---- Record extracts

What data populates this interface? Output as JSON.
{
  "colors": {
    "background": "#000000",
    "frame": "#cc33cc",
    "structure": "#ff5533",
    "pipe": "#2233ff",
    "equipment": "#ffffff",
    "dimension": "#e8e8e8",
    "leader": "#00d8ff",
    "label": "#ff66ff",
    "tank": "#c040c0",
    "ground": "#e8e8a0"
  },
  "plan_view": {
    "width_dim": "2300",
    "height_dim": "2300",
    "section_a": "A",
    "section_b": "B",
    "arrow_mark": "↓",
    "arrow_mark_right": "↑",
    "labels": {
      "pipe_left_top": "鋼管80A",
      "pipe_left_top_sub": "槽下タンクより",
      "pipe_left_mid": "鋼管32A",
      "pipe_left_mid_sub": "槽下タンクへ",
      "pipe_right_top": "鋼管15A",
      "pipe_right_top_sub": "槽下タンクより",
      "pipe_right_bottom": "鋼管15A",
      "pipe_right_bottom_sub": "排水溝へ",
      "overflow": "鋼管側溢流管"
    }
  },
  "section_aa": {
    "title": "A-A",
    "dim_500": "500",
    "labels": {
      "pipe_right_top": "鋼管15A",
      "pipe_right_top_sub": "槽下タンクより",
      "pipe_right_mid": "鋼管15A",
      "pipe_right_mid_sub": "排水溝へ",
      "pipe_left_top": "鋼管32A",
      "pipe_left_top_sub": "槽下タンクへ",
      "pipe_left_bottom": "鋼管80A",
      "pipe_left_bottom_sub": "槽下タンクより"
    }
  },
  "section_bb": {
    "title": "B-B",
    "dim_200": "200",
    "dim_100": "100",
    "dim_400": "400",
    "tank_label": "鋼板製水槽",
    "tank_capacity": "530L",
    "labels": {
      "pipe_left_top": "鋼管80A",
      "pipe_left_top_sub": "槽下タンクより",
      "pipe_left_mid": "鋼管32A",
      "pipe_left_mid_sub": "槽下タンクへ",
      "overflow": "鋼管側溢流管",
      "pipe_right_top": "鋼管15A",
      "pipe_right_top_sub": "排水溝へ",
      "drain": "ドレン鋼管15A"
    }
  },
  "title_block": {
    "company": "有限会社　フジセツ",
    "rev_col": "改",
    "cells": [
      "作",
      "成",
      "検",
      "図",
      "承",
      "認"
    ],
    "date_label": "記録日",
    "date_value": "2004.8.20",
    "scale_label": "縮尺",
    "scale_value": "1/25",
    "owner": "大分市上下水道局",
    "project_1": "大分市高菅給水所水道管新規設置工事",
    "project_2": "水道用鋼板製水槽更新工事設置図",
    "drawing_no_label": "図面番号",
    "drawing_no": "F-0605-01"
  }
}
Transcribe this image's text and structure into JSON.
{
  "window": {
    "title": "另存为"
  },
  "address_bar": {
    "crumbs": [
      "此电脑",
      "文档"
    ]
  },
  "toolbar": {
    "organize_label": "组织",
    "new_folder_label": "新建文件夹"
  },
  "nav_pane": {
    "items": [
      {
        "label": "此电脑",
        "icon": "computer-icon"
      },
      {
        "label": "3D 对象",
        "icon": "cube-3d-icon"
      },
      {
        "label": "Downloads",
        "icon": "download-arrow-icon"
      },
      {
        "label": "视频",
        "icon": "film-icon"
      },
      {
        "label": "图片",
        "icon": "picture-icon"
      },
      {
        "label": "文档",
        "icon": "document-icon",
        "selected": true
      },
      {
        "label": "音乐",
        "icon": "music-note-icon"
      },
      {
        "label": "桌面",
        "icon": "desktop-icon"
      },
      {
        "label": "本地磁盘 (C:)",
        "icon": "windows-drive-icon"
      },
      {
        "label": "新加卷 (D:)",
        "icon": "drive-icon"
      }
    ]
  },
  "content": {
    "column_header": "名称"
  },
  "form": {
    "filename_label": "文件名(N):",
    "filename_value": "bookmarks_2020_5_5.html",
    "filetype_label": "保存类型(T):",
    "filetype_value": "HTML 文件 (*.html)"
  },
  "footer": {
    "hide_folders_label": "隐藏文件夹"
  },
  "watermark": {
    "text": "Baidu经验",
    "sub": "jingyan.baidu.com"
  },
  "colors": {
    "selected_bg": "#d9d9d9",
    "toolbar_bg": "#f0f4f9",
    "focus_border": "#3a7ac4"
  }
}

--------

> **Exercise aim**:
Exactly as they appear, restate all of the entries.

> **Solution to the problem**:
What data populates this interface? Output as JSON.
{
  "colors": {
    "background": "#000000",
    "frame": "#cc33cc",
    "structure": "#ff5533",
    "pipe": "#2233ff",
    "equipment": "#ffffff",
    "dimension": "#e8e8e8",
    "leader": "#00d8ff",
    "label": "#ff66ff",
    "tank": "#c040c0",
    "ground": "#e8e8a0"
  },
  "plan_view": {
    "width_dim": "2300",
    "height_dim": "2300",
    "section_a": "A",
    "section_b": "B",
    "arrow_mark": "↓",
    "arrow_mark_right": "↑",
    "labels": {
      "pipe_left_top": "鋼管80A",
      "pipe_left_top_sub": "槽下タンクより",
      "pipe_left_mid": "鋼管32A",
      "pipe_left_mid_sub": "槽下タンクへ",
      "pipe_right_top": "鋼管15A",
      "pipe_right_top_sub": "槽下タンクより",
      "pipe_right_bottom": "鋼管15A",
      "pipe_right_bottom_sub": "排水溝へ",
      "overflow": "鋼管側溢流管"
    }
  },
  "section_aa": {
    "title": "A-A",
    "dim_500": "500",
    "labels": {
      "pipe_right_top": "鋼管15A",
      "pipe_right_top_sub": "槽下タンクより",
      "pipe_right_mid": "鋼管15A",
      "pipe_right_mid_sub": "排水溝へ",
      "pipe_left_top": "鋼管32A",
      "pipe_left_top_sub": "槽下タンクへ",
      "pipe_left_bottom": "鋼管80A",
      "pipe_left_bottom_sub": "槽下タンクより"
    }
  },
  "section_bb": {
    "title": "B-B",
    "dim_200": "200",
    "dim_100": "100",
    "dim_400": "400",
    "tank_label": "鋼板製水槽",
    "tank_capacity": "530L",
    "labels": {
      "pipe_left_top": "鋼管80A",
      "pipe_left_top_sub": "槽下タンクより",
      "pipe_left_mid": "鋼管32A",
      "pipe_left_mid_sub": "槽下タンクへ",
      "overflow": "鋼管側溢流管",
      "pipe_right_top": "鋼管15A",
      "pipe_right_top_sub": "排水溝へ",
      "drain": "ドレン鋼管15A"
    }
  },
  "title_block": {
    "company": "有限会社　フジセツ",
    "rev_col": "改",
    "cells": [
      "作",
      "成",
      "検",
      "図",
      "承",
      "認"
    ],
    "date_label": "記録日",
    "date_value": "2004.8.20",
    "scale_label": "縮尺",
    "scale_value": "1/25",
    "owner": "大分市上下水道局",
    "project_1": "大分市高菅給水所水道管新規設置工事",
    "project_2": "水道用鋼板製水槽更新工事設置図",
    "drawing_no_label": "図面番号",
    "drawing_no": "F-0605-01"
  }
}
Transcribe this image's text and structure into JSON.
{
  "window": {
    "title": "另存为"
  },
  "address_bar": {
    "crumbs": [
      "此电脑",
      "文档"
    ]
  },
  "toolbar": {
    "organize_label": "组织",
    "new_folder_label": "新建文件夹"
  },
  "nav_pane": {
    "items": [
      {
        "label": "此电脑",
        "icon": "computer-icon"
      },
      {
        "label": "3D 对象",
        "icon": "cube-3d-icon"
      },
      {
        "label": "Downloads",
        "icon": "download-arrow-icon"
      },
      {
        "label": "视频",
        "icon": "film-icon"
      },
      {
        "label": "图片",
        "icon": "picture-icon"
      },
      {
        "label": "文档",
        "icon": "document-icon",
        "selected": true
      },
      {
        "label": "音乐",
        "icon": "music-note-icon"
      },
      {
        "label": "桌面",
        "icon": "desktop-icon"
      },
      {
        "label": "本地磁盘 (C:)",
        "icon": "windows-drive-icon"
      },
      {
        "label": "新加卷 (D:)",
        "icon": "drive-icon"
      }
    ]
  },
  "content": {
    "column_header": "名称"
  },
  "form": {
    "filename_label": "文件名(N):",
    "filename_value": "bookmarks_2020_5_5.html",
    "filetype_label": "保存类型(T):",
    "filetype_value": "HTML 文件 (*.html)"
  },
  "footer": {
    "hide_folders_label": "隐藏文件夹"
  },
  "watermark": {
    "text": "Baidu经验",
    "sub": "jingyan.baidu.com"
  },
  "colors": {
    "selected_bg": "#d9d9d9",
    "toolbar_bg": "#f0f4f9",
    "focus_border": "#3a7ac4"
  }
}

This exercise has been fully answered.